> Task instructions
From the entries below, list each line with "screenshot".

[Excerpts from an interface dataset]
──────────

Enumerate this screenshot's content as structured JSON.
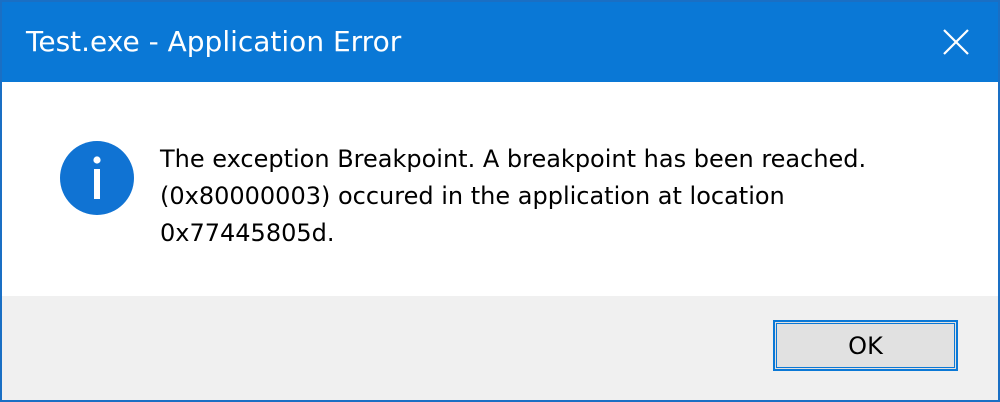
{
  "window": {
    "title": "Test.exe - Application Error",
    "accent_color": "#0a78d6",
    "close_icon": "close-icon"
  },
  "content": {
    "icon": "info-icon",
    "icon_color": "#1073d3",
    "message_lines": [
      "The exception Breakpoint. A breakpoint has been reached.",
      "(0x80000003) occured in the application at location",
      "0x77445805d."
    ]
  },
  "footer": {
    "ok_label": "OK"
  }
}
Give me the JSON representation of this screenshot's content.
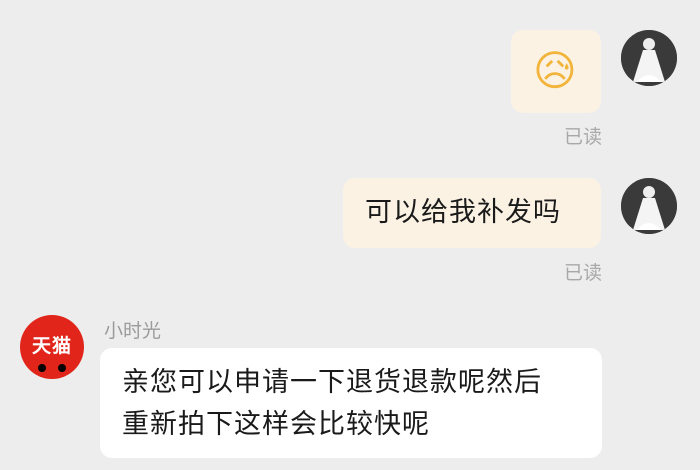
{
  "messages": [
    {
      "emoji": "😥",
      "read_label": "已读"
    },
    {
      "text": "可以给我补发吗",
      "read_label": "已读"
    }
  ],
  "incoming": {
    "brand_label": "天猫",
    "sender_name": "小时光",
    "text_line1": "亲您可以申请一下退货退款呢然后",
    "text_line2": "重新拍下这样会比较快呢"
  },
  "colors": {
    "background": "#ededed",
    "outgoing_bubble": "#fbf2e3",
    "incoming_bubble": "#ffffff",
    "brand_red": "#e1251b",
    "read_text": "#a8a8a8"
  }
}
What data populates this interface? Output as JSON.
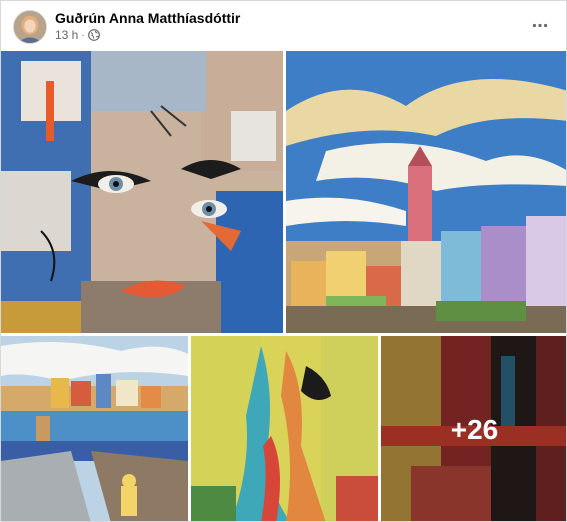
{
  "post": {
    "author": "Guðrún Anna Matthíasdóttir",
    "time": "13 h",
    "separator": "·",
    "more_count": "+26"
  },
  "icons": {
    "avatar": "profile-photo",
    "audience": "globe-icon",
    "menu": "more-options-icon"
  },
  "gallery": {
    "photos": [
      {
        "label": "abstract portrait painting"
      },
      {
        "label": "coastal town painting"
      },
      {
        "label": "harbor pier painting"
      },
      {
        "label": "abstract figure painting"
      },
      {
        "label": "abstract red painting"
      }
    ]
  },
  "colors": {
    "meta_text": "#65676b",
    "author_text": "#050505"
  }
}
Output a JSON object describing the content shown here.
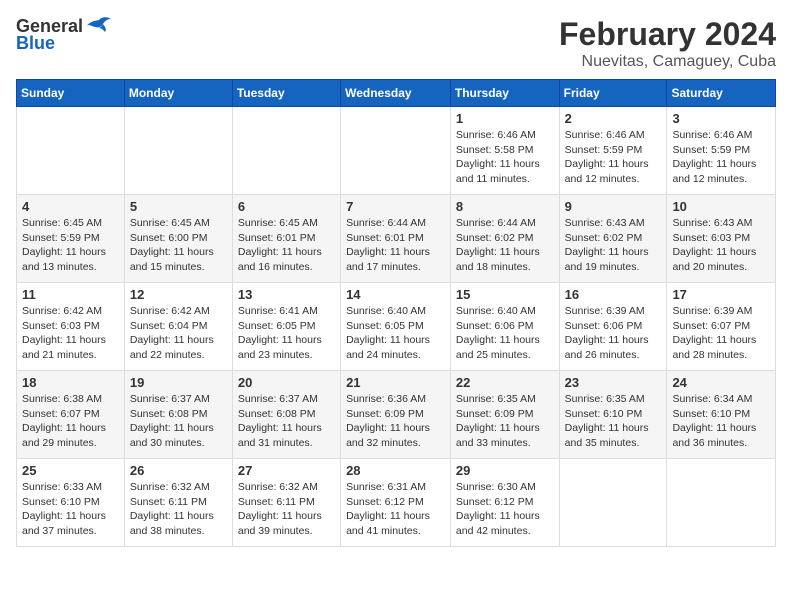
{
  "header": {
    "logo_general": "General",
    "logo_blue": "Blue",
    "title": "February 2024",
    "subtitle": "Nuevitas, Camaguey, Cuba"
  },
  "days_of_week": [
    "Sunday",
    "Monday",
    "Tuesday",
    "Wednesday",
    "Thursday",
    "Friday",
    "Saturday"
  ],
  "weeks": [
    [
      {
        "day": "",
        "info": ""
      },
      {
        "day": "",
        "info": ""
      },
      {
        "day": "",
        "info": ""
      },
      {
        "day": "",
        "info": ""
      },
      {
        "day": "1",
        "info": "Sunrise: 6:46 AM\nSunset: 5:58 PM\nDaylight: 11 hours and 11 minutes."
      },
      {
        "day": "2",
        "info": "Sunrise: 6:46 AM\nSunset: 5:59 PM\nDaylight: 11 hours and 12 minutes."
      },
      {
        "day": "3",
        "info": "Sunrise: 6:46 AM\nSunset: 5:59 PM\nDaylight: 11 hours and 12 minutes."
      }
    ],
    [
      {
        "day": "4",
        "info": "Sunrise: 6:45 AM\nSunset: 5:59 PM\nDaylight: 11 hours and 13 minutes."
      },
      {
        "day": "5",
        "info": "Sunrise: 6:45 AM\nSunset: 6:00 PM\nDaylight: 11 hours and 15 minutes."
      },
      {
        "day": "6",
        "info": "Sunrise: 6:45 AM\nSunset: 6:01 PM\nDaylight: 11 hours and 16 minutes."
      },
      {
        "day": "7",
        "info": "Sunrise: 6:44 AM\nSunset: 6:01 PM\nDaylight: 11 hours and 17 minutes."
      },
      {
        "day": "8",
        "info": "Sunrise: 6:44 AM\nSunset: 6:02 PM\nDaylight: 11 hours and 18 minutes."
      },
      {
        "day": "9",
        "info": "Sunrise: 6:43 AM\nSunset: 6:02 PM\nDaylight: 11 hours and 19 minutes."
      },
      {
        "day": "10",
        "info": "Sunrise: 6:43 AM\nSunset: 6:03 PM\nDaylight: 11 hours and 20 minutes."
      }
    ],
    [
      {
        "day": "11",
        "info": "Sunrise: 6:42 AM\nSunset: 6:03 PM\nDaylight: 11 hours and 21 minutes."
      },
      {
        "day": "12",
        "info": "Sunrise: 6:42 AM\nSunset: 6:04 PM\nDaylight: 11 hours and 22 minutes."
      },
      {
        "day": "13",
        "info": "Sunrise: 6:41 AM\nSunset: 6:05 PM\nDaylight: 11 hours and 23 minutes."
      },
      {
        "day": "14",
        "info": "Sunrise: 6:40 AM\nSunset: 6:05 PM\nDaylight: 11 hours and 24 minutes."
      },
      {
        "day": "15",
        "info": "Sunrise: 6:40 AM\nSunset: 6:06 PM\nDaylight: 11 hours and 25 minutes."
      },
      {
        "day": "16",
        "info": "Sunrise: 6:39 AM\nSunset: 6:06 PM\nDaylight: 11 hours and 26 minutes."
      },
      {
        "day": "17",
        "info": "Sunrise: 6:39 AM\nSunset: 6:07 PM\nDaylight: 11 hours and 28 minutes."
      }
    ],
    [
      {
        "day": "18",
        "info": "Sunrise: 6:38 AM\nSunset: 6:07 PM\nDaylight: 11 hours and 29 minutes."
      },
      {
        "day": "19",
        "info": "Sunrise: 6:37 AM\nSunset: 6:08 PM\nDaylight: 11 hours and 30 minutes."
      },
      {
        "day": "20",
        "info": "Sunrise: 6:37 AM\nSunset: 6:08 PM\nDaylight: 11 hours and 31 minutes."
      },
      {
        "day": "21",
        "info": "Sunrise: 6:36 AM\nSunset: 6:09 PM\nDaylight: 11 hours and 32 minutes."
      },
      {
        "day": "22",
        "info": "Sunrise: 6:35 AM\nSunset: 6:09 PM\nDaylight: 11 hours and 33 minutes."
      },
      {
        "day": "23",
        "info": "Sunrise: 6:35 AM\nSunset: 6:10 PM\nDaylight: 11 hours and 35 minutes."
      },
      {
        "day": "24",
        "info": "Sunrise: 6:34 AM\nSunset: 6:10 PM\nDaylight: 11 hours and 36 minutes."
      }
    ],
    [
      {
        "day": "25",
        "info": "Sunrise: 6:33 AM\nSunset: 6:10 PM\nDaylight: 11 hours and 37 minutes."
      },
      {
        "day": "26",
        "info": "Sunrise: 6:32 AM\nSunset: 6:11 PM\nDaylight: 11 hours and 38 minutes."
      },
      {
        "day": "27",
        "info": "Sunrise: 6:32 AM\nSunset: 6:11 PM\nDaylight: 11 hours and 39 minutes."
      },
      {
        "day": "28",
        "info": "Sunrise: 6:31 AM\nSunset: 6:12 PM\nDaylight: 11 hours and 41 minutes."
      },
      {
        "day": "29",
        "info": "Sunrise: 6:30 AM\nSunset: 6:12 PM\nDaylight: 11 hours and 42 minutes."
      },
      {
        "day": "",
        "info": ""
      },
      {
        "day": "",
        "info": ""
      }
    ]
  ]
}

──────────

> Task response
Enumerate this screenshot's content as structured JSON.
Give me the JSON representation of this screenshot's content.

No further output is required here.